‘Tis the season for publicity stunts, or so it would seem. Tomorrow at 11am, the UK’s entire allocation of Goose Island’s Bourbon County Brand Stout – just 100 bottles – goes on sale at Clapton Craft’s shop in London’s Kentish Town.
|Goose's 'innovation brewer' Tim Faith|
The irony is that while the bottles will be priced at £20 each, the total value of the UK’s allocation must be many times less than the cost of the launch party. To be fair though it was also the UK launch for Goose’s Winter Ale, plus it’s all part of a long-running charm offensive, as Goose owner AB-InBev seeks to build up its craft beer sales here via Pioneer Brewing Co, its UK distribution subsidiary.
Tim first ran us through the history of BCBS, originally the celebratory 1000th brew at the original Goose Island brewpub. It was the first beer to be matured in Bourbon barrels with the intention of picking up the remaining whiskey flavours – the barrel-aging also adds a couple of % to the 11.5%-12% it’s brewed to. The barrels dramatically change the beer’s flavour, as it smoothes out the bitterness and picks up notes from the wood sugars, the charred lining and of course the Bourbon, and the result has been hugely popular – Tim said they brew it throughout the year now to meet demand, blending each year’s older and younger barrels for bottling at an average age of 10 or 11 months.
|Just four of 5000-6000 in total|
More importantly though, several 2015 batches of BCBS suffered from infection (or more accurately ‘contamination’, said Tim, who is a microbiology graduate) with an alcohol-tolerant lactobacillus bug. This seems to have got in while the barrels – they use thousands a year, mostly from Kentucky’s Heaven Hill – were in storage prior to filling with stout. The problem was that this bug is a late starter, so the beer tasted fine before bottling, and the off-tastes didn’t appear until later.
(This kind of thing is not unknown – the first brew of Harvey’s Imperial Stout in 1999 also had an unexpected late-starting secondary fermentation, from a wild yeast.
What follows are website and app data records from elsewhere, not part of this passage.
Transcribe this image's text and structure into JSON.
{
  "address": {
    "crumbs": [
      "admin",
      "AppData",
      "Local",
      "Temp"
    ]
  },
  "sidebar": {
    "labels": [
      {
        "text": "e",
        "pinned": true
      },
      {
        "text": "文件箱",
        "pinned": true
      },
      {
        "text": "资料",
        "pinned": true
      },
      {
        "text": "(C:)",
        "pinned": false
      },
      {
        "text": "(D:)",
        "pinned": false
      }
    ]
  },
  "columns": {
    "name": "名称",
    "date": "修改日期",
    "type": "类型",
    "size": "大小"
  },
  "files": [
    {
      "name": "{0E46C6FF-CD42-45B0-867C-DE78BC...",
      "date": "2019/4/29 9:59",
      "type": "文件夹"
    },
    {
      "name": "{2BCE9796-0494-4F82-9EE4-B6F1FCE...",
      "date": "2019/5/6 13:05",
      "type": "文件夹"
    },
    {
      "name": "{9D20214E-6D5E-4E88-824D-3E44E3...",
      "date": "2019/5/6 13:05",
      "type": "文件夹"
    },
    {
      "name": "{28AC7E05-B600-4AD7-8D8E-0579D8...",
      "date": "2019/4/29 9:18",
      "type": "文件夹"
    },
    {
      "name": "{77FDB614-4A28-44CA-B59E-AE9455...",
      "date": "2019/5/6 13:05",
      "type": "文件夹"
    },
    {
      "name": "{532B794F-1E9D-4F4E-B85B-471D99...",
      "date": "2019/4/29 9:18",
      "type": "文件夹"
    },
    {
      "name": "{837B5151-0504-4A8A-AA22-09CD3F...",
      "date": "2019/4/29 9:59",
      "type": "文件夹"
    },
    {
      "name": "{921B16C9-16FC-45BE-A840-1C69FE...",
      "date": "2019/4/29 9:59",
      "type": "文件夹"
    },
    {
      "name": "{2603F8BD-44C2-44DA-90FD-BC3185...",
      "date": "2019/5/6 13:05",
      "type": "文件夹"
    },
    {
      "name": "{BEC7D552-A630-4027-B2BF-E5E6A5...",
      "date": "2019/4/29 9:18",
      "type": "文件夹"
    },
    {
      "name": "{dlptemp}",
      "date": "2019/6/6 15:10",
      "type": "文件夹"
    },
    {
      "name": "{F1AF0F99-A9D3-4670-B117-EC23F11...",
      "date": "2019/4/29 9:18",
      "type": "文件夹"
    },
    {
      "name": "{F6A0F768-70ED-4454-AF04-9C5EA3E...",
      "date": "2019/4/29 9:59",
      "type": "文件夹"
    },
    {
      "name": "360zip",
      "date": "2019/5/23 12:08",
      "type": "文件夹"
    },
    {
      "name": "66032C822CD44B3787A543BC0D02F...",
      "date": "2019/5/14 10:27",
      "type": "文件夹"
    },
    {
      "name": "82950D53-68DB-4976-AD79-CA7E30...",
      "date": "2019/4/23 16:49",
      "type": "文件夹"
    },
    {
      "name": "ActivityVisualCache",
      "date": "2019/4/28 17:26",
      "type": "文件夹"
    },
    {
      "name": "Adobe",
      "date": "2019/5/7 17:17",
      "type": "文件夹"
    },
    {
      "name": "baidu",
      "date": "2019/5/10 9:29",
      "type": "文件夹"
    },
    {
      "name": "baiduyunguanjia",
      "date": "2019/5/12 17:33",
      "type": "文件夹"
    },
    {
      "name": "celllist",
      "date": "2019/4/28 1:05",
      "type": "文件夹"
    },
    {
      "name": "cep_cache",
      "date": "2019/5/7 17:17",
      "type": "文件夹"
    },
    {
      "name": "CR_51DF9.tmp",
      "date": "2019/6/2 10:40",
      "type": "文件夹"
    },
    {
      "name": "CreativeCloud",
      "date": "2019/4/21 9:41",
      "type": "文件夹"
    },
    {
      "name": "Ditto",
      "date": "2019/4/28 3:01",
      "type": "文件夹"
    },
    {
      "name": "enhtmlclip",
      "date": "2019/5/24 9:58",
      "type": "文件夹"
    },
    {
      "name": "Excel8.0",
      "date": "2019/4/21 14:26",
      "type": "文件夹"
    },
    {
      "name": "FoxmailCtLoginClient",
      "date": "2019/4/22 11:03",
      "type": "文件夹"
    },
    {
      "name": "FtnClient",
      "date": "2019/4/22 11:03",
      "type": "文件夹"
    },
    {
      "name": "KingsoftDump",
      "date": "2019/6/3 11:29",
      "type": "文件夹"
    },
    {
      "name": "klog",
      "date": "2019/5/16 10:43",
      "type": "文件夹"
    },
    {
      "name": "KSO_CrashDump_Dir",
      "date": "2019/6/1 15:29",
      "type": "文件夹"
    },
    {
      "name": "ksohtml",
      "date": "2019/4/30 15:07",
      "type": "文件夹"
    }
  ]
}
It cut in around nine months after bottling, when its extra CO2 pushed out the cork, although thankfully it didn’t add off-flavours.)
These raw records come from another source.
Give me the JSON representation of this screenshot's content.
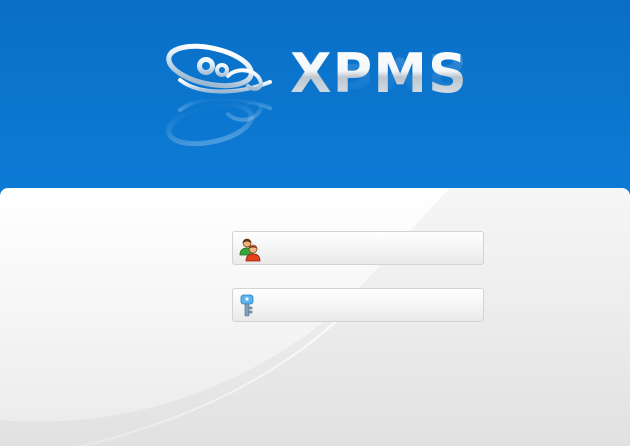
{
  "app": {
    "logo_text": "XPMS",
    "logo_emblem_icon": "xpms-emblem-icon"
  },
  "login": {
    "username": {
      "value": "",
      "placeholder": "",
      "icon": "users-icon"
    },
    "password": {
      "value": "",
      "placeholder": "",
      "icon": "key-icon"
    }
  },
  "colors": {
    "header_background": "#0b78cf",
    "panel_background": "#f4f4f4",
    "field_border": "#d3d3d3"
  }
}
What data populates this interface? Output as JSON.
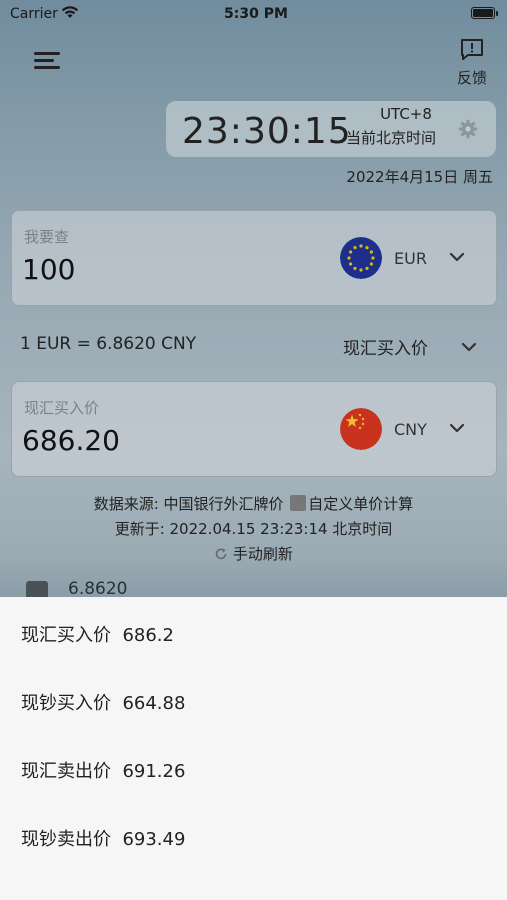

Goose’s response was two-fold: refunds to buyers, and a decision to stabilise the 2016 edition before bottling by pasteurising it. The latter attracted a lot of criticism, with some saying they wouldn’t buy pasteurised beer.
For now, the 2016 stout is gorgeous – it’s rich and thick, with oak and umami notes, a light bitterness and warming alcohol to counter the sweetness. What’s unclear is how – or indeed if at all – it will age in the bottle.
As an example of the latter process, a friend who’d also tried the 2015 back in February confirmed that it’s changed significantly since then. The 2015 version we tried was not as thick as the 2016 but was perhaps a bit more complex – after a year in bottle it has a startlingly strong coconut aroma, plus I detected notes of vanilla, cocoa, old leather and dried fig.
I can’t help wondering if the 2016 is really worth £20 a bottle tomorrow, especially when it is only $10 or so in the US and when there are other excellent Imperial Stouts around now. On the plus side, there’s not many others at 14%, BCBS is something of a legend, and there should be a bit of a fuss made for those willing to queue up in advance at Clapton Craft tomorrow – I can't say what, but in the US you might get coffee and doughnuts for example, maybe with brewery swag too for the first few in the line.
One thing I do know is that Tim's due to be there tomorrow morning, so if you want to meet the brewer before he flies home, this could be your chance!